Content starts

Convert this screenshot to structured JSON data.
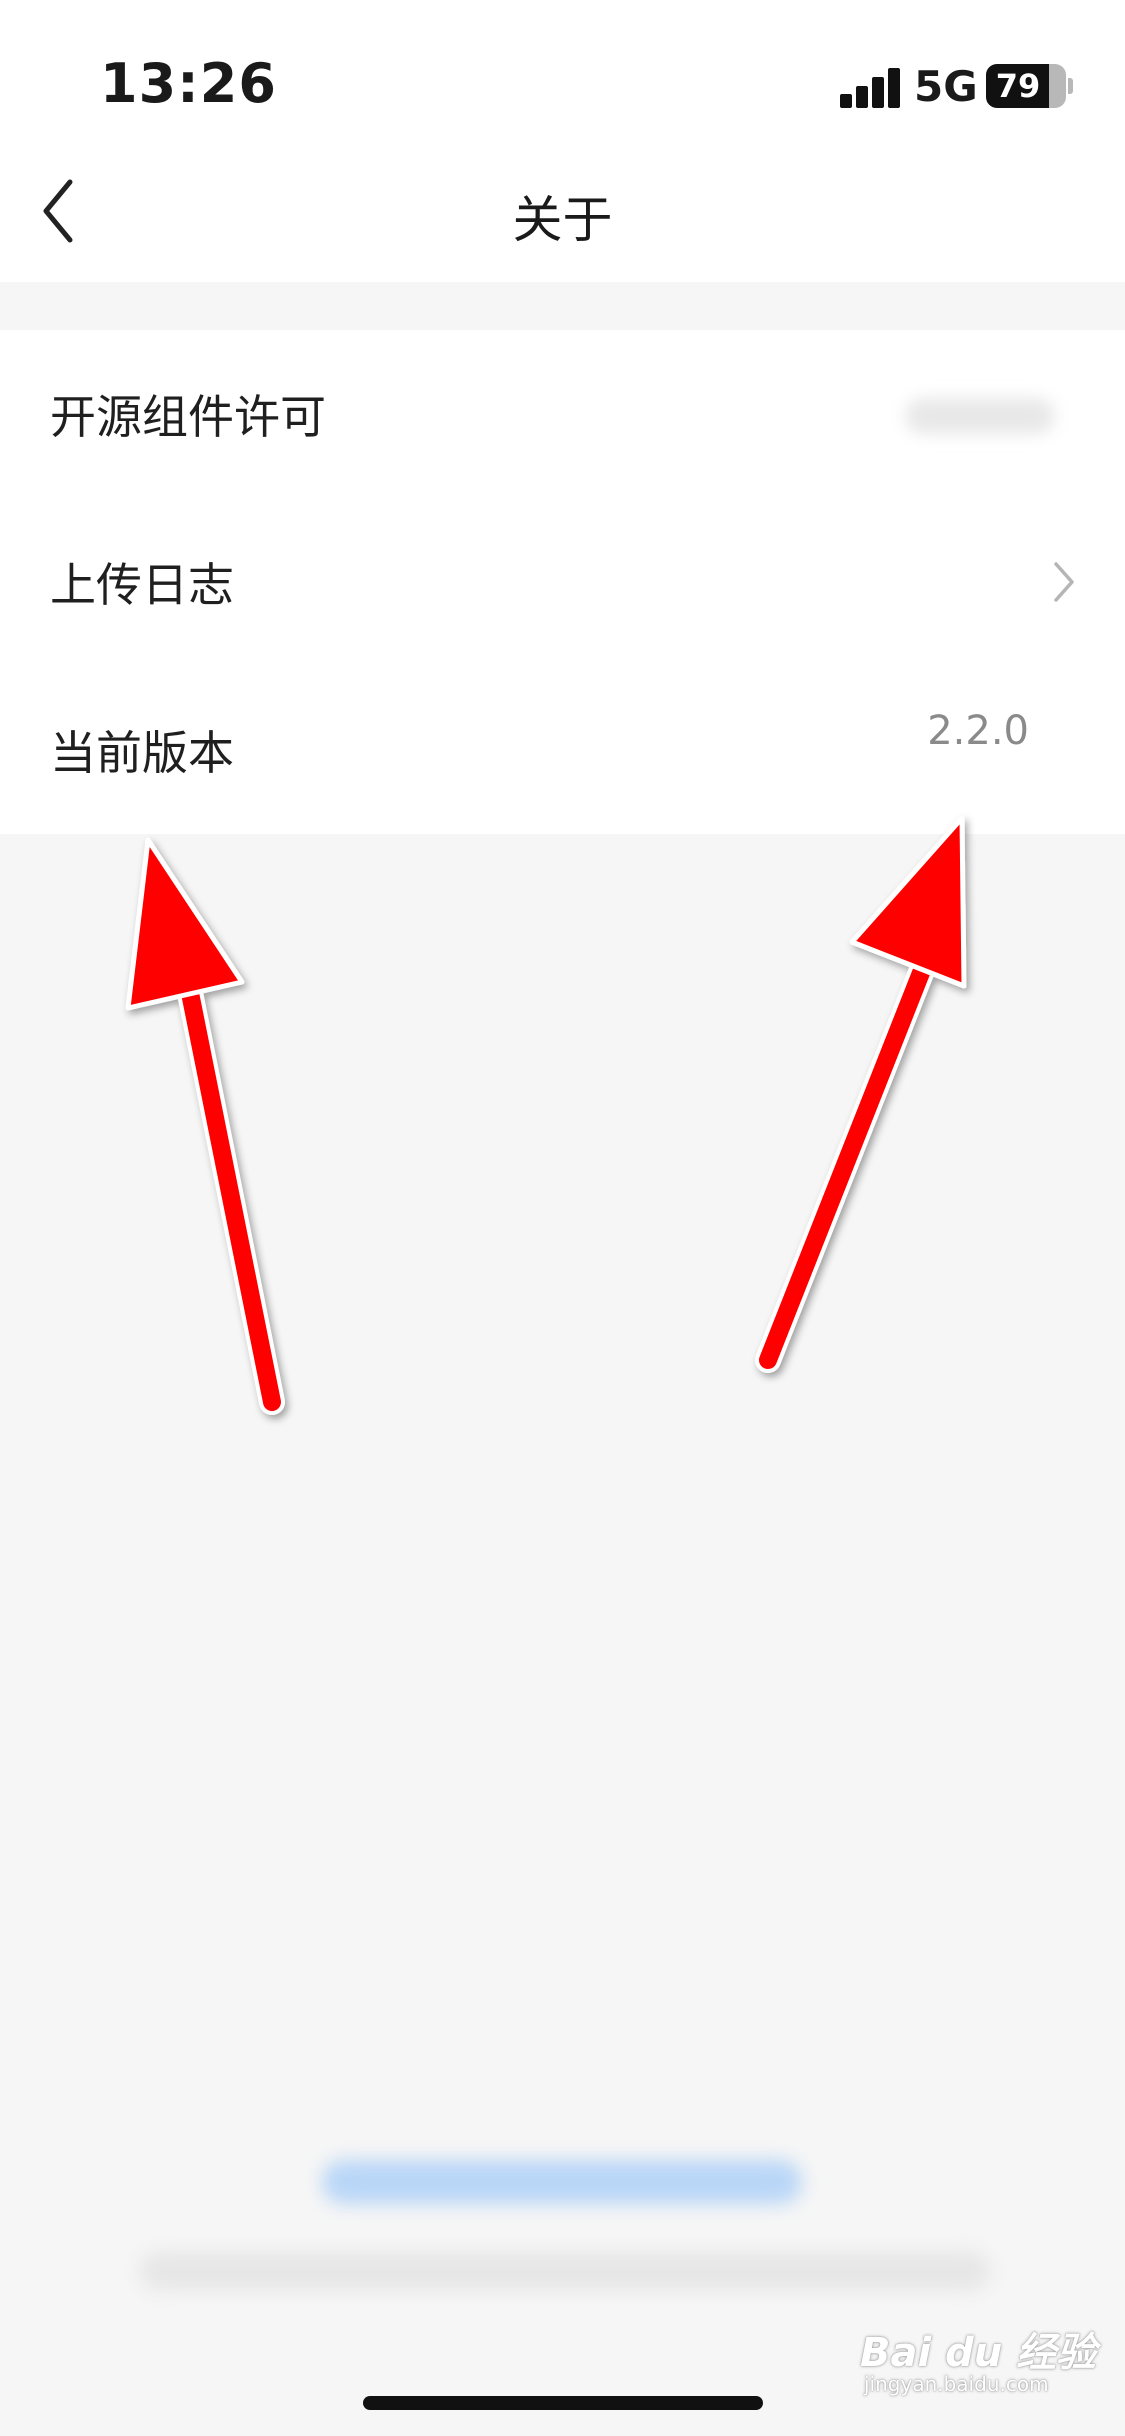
{
  "status_bar": {
    "time": "13:26",
    "network": "5G",
    "battery_level": "79",
    "battery_fraction": 0.79
  },
  "nav": {
    "title": "关于",
    "back_icon": "chevron-left-icon"
  },
  "list": {
    "items": [
      {
        "label": "开源组件许可",
        "value": "",
        "trailing": "blurred-value"
      },
      {
        "label": "上传日志",
        "value": "",
        "trailing": "chevron-right-icon"
      },
      {
        "label": "当前版本",
        "value": "2.2.0",
        "trailing": "text-value"
      }
    ]
  },
  "annotations": {
    "arrow_color": "#ff0000",
    "arrow_count": 2
  },
  "watermark": {
    "brand": "Bai du 经验",
    "sub": "jingyan.baidu.com"
  },
  "colors": {
    "background": "#f6f6f6",
    "surface": "#ffffff",
    "secondary_text": "#8a8a8a",
    "link_blur": "#b9d6f7"
  }
}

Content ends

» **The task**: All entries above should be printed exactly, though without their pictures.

» **Your response**:
Convert this screenshot to structured JSON data.
{
  "status_bar": {
    "time": "13:26",
    "network": "5G",
    "battery_level": "79",
    "battery_fraction": 0.79
  },
  "nav": {
    "title": "关于",
    "back_icon": "chevron-left-icon"
  },
  "list": {
    "items": [
      {
        "label": "开源组件许可",
        "value": "",
        "trailing": "blurred-value"
      },
      {
        "label": "上传日志",
        "value": "",
        "trailing": "chevron-right-icon"
      },
      {
        "label": "当前版本",
        "value": "2.2.0",
        "trailing": "text-value"
      }
    ]
  },
  "annotations": {
    "arrow_color": "#ff0000",
    "arrow_count": 2
  },
  "watermark": {
    "brand": "Bai du 经验",
    "sub": "jingyan.baidu.com"
  },
  "colors": {
    "background": "#f6f6f6",
    "surface": "#ffffff",
    "secondary_text": "#8a8a8a",
    "link_blur": "#b9d6f7"
  }
}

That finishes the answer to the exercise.